Results—Mean ± SD of the systolic, mean, and diastolic arterial blood pressures at time 0 (initiation of a CRI) were 132.9 ± 22.1 mm Hg, 116.9 ± 20.5 mm Hg, and 101.9 ± 22.0 mm Hg, respectively. Dopamine resulted in significantly higher values than did dobutamine for the measured variables, except for end-tidal partial pressure of CO2. Post hoc multiple comparisons revealed that the changes in arterial blood pressure were significantly different 4 to 7 minutes after initiation of a CRI. Overall, dopamine at rates of 7 and 10 μg/kg/min and dobutamine at a rate of 15 μg/kg/min caused the greatest increases in arterial blood pressure.

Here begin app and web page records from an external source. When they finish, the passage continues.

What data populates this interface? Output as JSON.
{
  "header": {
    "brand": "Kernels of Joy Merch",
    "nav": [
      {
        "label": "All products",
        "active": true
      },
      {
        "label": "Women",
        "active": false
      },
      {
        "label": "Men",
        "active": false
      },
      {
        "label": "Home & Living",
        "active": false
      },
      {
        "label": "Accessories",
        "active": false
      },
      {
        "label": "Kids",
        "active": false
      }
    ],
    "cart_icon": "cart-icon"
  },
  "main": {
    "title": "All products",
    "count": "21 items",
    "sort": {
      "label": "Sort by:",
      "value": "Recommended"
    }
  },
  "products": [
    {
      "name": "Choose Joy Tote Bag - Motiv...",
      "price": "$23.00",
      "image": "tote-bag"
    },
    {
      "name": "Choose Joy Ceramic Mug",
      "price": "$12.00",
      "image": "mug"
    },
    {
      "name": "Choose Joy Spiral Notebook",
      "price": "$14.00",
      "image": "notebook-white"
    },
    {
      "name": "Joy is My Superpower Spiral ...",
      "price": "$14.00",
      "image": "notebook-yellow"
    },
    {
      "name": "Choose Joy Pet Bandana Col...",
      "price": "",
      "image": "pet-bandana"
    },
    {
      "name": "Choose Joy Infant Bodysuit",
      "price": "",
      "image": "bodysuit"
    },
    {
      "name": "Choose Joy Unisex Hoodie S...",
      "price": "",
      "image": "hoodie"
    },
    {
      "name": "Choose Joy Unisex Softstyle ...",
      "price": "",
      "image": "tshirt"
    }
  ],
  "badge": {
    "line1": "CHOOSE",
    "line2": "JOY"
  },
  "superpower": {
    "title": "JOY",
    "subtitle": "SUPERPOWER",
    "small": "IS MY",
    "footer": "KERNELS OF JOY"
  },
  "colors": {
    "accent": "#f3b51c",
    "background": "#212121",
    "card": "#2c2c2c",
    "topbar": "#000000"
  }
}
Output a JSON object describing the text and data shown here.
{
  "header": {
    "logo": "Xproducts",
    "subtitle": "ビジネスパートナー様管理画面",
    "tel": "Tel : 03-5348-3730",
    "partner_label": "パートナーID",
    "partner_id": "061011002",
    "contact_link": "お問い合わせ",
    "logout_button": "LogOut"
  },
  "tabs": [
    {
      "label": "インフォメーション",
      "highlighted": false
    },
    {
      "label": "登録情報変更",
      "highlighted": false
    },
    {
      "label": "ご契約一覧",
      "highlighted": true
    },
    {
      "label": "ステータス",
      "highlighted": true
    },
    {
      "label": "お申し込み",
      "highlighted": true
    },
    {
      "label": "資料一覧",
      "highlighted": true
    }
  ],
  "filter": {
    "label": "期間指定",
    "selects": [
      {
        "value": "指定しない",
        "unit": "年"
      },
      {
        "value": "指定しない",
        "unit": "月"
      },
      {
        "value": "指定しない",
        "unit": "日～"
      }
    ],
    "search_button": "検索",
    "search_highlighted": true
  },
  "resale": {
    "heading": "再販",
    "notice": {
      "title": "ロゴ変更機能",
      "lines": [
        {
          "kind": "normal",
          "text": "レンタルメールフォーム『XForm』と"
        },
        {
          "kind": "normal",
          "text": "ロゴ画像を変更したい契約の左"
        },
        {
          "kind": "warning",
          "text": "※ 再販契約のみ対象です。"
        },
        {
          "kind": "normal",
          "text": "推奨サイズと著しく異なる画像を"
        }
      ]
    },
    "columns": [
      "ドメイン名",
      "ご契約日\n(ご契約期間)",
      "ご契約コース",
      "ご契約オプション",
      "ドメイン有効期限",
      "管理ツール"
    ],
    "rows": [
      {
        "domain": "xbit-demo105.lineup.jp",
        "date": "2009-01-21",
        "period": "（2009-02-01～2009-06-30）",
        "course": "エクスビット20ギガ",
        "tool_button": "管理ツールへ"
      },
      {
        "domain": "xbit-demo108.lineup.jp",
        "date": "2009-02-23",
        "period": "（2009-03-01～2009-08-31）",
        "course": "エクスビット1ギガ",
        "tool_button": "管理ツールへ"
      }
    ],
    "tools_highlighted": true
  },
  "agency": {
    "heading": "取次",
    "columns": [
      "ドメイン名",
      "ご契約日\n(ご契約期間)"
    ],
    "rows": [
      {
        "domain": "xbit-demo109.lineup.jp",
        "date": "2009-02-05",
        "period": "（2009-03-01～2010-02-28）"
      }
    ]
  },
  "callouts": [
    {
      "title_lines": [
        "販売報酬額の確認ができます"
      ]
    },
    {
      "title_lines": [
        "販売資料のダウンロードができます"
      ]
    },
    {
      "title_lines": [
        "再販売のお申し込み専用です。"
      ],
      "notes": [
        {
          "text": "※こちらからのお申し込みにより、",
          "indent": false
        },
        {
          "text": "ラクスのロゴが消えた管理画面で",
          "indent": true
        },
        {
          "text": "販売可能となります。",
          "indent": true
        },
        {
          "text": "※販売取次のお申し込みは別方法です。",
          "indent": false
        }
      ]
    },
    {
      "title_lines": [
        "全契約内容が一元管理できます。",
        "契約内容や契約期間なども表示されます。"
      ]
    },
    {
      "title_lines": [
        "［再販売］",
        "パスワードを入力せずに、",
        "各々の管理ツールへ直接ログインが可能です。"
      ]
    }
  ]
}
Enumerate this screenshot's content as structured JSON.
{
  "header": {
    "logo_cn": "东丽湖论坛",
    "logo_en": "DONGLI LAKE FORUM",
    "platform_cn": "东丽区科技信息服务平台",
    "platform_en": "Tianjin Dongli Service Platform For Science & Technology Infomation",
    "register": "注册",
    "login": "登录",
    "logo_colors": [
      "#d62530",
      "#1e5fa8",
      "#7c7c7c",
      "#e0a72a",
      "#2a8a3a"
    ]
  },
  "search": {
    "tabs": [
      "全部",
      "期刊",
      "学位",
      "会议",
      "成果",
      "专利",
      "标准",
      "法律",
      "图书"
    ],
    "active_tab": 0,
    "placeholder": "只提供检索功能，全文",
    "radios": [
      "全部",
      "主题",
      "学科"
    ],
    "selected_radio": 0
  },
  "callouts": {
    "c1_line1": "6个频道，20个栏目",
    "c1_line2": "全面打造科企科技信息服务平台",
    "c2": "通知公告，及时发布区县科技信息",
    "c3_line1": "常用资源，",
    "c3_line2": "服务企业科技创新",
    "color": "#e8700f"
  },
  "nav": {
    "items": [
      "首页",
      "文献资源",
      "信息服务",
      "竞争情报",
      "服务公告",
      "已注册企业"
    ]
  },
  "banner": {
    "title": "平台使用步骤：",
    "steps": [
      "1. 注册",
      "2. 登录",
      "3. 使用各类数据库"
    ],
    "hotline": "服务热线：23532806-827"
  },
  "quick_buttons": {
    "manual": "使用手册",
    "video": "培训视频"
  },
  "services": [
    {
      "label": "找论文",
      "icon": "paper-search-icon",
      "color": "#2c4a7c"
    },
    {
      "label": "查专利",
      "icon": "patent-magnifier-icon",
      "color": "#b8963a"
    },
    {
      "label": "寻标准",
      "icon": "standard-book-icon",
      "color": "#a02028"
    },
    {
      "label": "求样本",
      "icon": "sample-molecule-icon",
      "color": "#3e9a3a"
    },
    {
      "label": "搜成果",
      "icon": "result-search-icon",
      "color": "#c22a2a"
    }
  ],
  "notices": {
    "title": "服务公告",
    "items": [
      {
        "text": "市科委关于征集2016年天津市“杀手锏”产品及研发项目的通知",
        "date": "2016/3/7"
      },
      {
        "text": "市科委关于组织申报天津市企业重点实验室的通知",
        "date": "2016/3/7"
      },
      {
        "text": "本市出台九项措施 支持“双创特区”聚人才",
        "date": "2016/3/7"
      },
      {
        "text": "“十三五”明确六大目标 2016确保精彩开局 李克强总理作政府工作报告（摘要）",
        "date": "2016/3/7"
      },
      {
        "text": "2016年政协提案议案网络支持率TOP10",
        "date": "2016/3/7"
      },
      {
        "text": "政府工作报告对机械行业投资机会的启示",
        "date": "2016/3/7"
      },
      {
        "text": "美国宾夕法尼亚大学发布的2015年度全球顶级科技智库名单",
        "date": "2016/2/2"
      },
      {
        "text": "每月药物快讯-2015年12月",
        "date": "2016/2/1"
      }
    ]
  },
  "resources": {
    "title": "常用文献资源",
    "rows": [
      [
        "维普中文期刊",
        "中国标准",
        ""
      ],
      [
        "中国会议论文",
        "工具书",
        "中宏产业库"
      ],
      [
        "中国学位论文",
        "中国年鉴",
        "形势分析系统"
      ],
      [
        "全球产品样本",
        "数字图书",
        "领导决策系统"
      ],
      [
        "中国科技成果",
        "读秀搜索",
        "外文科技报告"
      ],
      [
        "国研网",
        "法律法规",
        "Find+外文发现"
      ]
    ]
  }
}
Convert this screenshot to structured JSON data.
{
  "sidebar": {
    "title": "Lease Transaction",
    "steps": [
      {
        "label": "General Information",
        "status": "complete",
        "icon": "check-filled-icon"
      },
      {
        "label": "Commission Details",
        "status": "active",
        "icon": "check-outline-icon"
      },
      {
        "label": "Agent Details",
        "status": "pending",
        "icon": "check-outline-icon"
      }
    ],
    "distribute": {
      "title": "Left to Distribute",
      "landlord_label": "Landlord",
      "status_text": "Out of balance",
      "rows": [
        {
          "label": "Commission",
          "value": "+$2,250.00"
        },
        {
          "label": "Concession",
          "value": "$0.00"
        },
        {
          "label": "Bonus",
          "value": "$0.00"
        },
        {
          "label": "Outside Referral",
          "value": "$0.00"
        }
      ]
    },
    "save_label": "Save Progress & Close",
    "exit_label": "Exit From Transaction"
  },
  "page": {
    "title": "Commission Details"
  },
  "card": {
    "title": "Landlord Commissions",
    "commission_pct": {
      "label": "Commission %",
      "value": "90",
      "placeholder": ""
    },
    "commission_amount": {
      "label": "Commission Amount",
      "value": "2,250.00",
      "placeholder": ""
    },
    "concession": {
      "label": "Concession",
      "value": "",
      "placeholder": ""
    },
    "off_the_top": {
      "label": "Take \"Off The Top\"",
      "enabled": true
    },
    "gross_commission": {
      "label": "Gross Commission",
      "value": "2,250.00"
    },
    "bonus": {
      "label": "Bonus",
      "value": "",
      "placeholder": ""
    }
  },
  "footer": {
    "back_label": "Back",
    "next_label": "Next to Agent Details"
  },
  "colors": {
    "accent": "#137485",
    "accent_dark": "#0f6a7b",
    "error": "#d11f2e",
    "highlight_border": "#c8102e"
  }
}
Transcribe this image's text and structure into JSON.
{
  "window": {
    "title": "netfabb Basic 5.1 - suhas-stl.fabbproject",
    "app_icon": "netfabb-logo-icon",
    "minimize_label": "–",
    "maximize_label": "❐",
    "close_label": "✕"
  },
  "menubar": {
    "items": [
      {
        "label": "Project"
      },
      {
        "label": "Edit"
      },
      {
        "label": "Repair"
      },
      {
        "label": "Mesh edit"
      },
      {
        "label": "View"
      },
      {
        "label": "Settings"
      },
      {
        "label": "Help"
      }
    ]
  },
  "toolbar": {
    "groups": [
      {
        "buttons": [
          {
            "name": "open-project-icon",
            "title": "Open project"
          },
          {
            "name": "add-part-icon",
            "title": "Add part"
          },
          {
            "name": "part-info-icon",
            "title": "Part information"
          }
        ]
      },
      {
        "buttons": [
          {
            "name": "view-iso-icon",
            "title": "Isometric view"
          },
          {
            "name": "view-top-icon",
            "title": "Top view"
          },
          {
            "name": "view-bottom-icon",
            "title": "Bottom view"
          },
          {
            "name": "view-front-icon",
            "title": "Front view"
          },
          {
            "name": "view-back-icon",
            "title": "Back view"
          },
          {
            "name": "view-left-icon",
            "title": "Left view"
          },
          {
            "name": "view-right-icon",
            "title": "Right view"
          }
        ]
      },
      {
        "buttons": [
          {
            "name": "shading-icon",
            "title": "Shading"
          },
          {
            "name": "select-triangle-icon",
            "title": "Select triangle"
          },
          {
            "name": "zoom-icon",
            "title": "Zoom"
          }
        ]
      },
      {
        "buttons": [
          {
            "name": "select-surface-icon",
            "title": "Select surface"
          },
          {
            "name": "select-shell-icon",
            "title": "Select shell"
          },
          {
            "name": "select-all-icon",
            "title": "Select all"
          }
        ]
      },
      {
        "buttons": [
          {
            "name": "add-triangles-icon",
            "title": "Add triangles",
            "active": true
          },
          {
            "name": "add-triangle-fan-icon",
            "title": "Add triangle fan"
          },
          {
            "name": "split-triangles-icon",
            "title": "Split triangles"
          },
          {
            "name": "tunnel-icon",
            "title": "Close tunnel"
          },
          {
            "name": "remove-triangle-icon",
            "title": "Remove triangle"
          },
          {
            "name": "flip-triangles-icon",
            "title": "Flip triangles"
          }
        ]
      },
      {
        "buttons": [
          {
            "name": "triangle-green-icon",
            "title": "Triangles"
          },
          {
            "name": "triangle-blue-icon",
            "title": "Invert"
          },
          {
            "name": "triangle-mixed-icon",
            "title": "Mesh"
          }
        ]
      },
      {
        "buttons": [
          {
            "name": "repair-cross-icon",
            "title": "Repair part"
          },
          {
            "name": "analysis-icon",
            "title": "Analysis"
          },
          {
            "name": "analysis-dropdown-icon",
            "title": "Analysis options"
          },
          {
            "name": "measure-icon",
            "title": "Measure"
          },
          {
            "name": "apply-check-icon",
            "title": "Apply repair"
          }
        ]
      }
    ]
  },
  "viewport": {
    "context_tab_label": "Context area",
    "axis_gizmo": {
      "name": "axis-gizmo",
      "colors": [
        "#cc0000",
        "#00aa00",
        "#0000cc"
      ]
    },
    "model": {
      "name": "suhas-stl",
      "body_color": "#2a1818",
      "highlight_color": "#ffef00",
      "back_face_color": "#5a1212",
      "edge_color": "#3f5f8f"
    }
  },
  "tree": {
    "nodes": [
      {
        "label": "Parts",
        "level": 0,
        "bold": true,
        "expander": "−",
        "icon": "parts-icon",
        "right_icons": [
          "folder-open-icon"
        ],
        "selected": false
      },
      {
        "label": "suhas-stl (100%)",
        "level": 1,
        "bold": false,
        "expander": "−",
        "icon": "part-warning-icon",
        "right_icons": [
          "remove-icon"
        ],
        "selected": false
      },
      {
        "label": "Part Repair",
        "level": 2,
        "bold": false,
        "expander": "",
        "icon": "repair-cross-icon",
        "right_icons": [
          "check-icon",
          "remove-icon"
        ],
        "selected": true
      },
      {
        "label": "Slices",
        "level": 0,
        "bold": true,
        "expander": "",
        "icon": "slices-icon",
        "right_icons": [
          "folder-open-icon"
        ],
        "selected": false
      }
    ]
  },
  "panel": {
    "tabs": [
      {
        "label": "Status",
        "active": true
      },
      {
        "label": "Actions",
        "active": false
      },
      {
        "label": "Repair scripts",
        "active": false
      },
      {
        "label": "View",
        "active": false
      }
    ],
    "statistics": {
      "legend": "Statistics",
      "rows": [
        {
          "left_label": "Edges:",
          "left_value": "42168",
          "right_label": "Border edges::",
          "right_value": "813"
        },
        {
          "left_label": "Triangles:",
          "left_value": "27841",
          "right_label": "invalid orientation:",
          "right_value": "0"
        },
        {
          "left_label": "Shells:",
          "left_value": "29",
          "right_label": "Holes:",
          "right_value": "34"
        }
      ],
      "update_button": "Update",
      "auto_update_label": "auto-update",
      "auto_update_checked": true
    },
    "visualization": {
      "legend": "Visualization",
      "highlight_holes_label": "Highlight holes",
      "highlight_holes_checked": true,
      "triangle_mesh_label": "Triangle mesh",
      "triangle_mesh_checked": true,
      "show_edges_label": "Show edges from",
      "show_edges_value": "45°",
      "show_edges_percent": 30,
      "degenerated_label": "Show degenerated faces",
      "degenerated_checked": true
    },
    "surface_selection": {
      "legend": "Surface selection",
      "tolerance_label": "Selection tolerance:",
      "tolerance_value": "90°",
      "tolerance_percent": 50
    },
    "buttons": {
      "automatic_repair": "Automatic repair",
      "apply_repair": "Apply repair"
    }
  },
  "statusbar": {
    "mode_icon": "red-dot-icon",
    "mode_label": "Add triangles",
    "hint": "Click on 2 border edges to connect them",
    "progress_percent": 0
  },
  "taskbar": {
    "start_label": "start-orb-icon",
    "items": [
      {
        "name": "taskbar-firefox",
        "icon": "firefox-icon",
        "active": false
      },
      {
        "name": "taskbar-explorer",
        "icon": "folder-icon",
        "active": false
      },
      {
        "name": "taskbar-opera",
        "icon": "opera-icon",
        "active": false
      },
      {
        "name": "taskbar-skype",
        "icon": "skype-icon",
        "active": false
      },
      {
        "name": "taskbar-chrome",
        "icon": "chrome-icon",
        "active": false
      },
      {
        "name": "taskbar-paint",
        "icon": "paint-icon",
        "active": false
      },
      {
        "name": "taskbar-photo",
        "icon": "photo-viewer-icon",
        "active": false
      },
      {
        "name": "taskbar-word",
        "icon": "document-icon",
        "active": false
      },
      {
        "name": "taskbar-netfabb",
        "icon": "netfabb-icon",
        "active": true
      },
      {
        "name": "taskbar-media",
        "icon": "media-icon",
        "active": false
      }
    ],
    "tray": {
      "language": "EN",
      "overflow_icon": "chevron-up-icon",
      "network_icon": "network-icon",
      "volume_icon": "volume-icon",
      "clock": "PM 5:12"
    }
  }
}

Conclusions and Clinical Relevance—Dobutamine CRI at 5, 10, and 15 μg/kg/min and dopamine CRI at 5, 7, and 10 μg/kg/min may be useful in correcting severe hypotension in Hispaniolan Amazon parrots caused by anesthesia maintained with 2.5% isoflurane.
OBJECTIVE To compare analgesic and gastrointestinal effects of lidocaine and buprenorphine administered to rabbits undergoing ovariohysterectomy.
ANIMALS Fourteen 12-month-old female New Zealand White rabbits.
PROCEDURES Rabbits were assigned to 2 treatment groups (7 rabbits/group). One group received buprenorphine (0.06 mg/kg, IV, q 8 h for 2 days), and the other received lidocaine (continuous rate infusion [CRI] at 100 μg/kg/min for 2 days). Variables, including food and water consumption, fecal output, glucose and cortisol concentrations, and behaviors while in exercise pens, were recorded.
RESULTS Rabbits receiving a lidocaine CRI had significantly higher gastrointestinal motility, food intake, and fecal output and significantly lower glucose concentrations, compared with results for rabbits receiving buprenorphine. Rabbits receiving lidocaine also had a higher number of normal behaviors (eg, sprawling, traveling, and frolicking) after surgery, compared with behaviors such as crouching and sitting that were seen more commonly in rabbits receiving buprenorphine. Both groups had significant weight loss after surgery. Pain scores did not differ significantly between treatment groups. Significant decreases in heart rate and respiratory rate were observed on the day of surgery, compared with values before and after surgery. Rabbits in the lidocaine group had significantly overall lower heart rates than did rabbits in the buprenorphine group.
CONCLUSIONS AND CLINICAL RELEVANCE A CRI of lidocaine to rabbits provided better postoperative outcomes with respect to fecal output, food intake, and glucose concentrations. Thus, lidocaine appeared to be a suitable alternative to buprenorphine for alleviating postoperative pain with minimal risk of anorexia and gastrointestinal ileus.